# Assigned task
Give only the number of lines in the following entries where "this" appears.

*****

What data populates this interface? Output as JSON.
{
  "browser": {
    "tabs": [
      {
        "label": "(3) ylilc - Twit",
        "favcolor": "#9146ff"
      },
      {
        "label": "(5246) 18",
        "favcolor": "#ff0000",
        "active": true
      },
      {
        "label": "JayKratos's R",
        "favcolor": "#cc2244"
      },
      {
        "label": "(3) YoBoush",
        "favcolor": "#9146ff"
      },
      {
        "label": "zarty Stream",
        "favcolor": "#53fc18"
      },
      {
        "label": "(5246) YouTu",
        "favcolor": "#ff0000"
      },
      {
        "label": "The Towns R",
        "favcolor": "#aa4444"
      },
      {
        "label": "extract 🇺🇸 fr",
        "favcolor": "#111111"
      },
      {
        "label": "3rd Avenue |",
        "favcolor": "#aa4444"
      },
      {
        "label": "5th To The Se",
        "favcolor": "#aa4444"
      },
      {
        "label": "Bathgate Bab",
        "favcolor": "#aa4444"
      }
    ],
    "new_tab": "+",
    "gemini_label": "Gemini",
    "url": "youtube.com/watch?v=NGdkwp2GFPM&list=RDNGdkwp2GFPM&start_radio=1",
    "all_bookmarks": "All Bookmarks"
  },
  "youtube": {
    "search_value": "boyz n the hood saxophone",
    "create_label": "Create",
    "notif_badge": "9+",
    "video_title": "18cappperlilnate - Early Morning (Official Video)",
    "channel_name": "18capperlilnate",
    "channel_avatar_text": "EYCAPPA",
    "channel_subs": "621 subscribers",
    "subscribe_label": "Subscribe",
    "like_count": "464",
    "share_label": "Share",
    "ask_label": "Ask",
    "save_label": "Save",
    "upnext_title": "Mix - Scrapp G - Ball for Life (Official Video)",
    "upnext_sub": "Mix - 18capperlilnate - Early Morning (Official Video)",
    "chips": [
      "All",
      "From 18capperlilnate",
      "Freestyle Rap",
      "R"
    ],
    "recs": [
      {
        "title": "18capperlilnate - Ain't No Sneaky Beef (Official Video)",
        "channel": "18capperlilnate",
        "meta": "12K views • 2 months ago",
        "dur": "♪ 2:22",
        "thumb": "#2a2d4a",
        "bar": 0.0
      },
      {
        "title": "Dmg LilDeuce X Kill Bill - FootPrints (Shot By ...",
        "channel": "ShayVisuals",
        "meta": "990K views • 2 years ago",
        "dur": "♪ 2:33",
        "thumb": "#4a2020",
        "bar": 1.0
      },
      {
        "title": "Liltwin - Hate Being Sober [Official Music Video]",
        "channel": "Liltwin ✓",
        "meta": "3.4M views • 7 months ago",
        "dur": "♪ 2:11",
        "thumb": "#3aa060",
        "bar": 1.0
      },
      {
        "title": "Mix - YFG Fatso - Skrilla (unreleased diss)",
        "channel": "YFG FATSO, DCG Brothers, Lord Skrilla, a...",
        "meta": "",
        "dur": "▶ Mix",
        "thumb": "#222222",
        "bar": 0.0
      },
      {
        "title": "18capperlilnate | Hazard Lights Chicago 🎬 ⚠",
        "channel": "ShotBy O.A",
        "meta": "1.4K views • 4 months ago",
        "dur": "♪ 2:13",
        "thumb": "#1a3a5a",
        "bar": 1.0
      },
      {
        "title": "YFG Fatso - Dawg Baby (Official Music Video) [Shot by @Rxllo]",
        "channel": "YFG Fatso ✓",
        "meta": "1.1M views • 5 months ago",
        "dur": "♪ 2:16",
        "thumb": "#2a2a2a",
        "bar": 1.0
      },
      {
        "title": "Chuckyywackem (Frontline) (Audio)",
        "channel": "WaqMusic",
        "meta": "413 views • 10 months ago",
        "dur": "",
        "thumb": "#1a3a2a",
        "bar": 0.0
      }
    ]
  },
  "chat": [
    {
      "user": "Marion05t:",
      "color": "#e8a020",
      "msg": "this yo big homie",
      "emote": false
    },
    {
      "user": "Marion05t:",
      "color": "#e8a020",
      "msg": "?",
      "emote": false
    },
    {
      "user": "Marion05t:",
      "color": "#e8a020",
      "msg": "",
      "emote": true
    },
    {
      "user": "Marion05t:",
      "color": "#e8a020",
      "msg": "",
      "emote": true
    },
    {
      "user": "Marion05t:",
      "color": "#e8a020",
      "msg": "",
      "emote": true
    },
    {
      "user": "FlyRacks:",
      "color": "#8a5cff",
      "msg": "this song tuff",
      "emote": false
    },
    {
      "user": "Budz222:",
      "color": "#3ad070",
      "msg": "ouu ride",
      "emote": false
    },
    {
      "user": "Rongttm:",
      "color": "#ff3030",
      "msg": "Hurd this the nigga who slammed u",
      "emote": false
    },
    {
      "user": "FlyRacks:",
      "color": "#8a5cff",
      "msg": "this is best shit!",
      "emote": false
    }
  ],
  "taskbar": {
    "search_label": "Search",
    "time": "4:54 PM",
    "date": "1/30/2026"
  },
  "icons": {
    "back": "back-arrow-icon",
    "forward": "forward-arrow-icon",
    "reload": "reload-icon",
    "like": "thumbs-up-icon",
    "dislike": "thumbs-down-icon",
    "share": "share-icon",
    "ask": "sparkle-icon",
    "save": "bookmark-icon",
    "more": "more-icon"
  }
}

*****

# Reply to the exercise
5